What is being asked: Write each line exactly as it stands, from the line containing "Extract the structured" through the end of the data.

[Data entries]
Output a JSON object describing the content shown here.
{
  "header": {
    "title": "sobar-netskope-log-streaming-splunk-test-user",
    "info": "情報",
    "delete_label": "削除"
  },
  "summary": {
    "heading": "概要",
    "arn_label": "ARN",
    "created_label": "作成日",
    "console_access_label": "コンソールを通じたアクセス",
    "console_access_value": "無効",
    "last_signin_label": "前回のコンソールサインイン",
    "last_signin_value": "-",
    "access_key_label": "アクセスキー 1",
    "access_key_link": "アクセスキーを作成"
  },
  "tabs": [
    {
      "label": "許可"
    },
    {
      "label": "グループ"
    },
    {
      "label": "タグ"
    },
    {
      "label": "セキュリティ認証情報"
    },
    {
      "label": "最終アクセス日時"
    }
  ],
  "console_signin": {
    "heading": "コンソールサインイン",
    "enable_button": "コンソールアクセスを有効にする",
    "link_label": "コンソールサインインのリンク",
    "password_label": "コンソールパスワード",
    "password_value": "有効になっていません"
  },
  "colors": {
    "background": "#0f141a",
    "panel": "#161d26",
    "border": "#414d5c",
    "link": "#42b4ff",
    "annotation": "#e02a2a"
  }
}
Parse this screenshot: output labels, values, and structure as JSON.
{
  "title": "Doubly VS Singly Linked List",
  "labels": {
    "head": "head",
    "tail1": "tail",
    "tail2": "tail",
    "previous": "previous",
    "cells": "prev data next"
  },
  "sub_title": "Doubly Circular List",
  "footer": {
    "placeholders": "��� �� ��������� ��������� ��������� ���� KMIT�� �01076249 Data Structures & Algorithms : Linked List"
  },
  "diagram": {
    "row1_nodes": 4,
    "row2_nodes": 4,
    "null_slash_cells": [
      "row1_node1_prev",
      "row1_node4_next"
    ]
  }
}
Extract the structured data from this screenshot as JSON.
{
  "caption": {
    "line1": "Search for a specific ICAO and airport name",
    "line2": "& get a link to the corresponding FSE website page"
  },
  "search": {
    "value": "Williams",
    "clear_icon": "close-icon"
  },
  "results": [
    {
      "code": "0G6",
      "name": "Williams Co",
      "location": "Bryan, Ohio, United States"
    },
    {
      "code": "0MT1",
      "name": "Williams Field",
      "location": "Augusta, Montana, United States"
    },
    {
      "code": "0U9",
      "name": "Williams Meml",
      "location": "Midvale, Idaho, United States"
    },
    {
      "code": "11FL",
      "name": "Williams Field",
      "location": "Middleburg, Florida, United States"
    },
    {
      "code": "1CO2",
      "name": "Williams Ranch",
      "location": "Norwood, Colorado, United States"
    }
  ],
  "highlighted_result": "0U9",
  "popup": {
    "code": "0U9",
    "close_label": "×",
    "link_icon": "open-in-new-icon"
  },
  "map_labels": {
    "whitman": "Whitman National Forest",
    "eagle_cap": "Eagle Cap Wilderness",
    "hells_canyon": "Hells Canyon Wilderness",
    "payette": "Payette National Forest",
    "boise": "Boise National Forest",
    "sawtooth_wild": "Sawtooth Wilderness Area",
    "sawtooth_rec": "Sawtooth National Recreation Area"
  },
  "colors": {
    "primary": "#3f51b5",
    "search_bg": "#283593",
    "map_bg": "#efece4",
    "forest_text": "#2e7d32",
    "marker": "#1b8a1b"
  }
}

Reply:
Extract the structured data from this screenshot as JSON.
{
  "caption": {
    "line1": "Search for a specific ICAO and airport name",
    "line2": "& get a link to the corresponding FSE website page"
  },
  "search": {
    "value": "Williams",
    "clear_icon": "close-icon"
  },
  "results": [
    {
      "code": "0G6",
      "name": "Williams Co",
      "location": "Bryan, Ohio, United States"
    },
    {
      "code": "0MT1",
      "name": "Williams Field",
      "location": "Augusta, Montana, United States"
    },
    {
      "code": "0U9",
      "name": "Williams Meml",
      "location": "Midvale, Idaho, United States"
    },
    {
      "code": "11FL",
      "name": "Williams Field",
      "location": "Middleburg, Florida, United States"
    },
    {
      "code": "1CO2",
      "name": "Williams Ranch",
      "location": "Norwood, Colorado, United States"
    }
  ],
  "highlighted_result": "0U9",
  "popup": {
    "code": "0U9",
    "close_label": "×",
    "link_icon": "open-in-new-icon"
  },
  "map_labels": {
    "whitman": "Whitman National Forest",
    "eagle_cap": "Eagle Cap Wilderness",
    "hells_canyon": "Hells Canyon Wilderness",
    "payette": "Payette National Forest",
    "boise": "Boise National Forest",
    "sawtooth_wild": "Sawtooth Wilderness Area",
    "sawtooth_rec": "Sawtooth National Recreation Area"
  },
  "colors": {
    "primary": "#3f51b5",
    "search_bg": "#283593",
    "map_bg": "#efece4",
    "forest_text": "#2e7d32",
    "marker": "#1b8a1b"
  }
}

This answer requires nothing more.